= Beginning of Section =
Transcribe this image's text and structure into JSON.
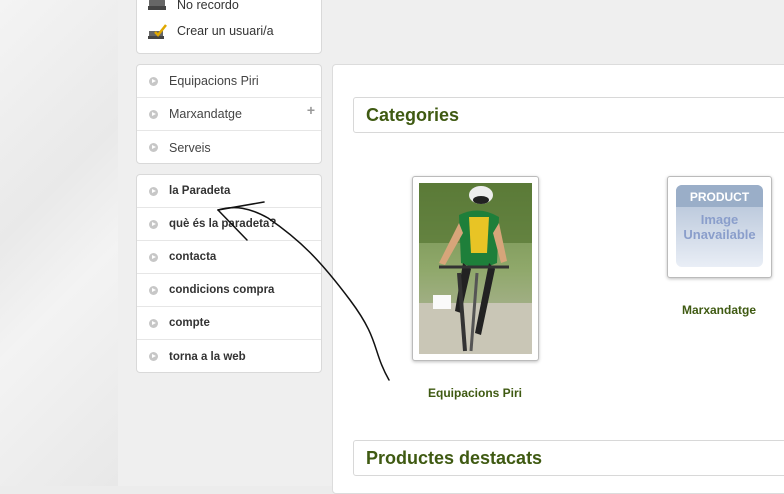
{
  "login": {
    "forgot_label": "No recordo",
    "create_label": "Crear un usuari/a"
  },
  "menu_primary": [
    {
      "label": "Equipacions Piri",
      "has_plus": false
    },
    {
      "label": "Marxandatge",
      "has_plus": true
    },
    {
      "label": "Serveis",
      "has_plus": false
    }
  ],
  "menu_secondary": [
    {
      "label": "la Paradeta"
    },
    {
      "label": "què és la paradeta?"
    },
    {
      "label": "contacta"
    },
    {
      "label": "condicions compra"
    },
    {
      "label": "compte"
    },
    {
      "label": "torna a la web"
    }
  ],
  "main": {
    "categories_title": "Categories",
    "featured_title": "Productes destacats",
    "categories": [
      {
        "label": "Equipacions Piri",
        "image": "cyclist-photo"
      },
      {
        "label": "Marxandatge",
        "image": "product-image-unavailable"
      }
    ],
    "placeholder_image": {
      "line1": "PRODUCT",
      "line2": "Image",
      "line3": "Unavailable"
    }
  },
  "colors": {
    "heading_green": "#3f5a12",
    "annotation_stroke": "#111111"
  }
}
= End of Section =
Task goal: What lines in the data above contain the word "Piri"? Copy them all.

Finished exercise:
      "label": "Equipacions Piri",
        "label": "Equipacions Piri",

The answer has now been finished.